**Task details**
Go through the data and copy each line where the word "宁夏宝御新能源有限公司宁东能源中心项目" shows up.

**Records to use**

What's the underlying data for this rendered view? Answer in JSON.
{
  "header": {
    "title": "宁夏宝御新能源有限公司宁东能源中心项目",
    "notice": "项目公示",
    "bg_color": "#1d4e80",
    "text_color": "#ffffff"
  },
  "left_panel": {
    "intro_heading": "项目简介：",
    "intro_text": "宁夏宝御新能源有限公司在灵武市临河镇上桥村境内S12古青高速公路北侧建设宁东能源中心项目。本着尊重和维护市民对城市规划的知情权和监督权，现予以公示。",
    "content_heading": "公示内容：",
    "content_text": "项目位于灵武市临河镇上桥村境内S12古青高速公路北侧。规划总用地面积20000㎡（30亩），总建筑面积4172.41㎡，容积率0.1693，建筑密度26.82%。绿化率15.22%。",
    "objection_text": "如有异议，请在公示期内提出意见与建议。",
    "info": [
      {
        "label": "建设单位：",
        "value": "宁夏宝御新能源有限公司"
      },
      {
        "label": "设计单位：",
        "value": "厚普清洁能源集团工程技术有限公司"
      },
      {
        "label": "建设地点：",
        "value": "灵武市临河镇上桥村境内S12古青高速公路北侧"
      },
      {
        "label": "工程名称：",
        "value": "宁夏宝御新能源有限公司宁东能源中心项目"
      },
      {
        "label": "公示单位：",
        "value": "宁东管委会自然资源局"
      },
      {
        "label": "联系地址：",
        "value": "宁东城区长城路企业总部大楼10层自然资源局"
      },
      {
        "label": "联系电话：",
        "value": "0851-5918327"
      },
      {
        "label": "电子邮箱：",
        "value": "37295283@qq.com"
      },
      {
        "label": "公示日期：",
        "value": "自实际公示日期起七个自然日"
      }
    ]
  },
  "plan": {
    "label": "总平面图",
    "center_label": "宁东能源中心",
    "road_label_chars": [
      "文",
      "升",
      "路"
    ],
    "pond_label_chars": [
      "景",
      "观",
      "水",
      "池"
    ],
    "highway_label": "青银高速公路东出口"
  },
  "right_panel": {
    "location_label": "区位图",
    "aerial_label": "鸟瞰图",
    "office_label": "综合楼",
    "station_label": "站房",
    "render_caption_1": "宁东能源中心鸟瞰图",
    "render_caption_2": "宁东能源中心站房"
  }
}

**Result for this exercise**
    "title": "宁夏宝御新能源有限公司宁东能源中心项目",
        "value": "宁夏宝御新能源有限公司宁东能源中心项目"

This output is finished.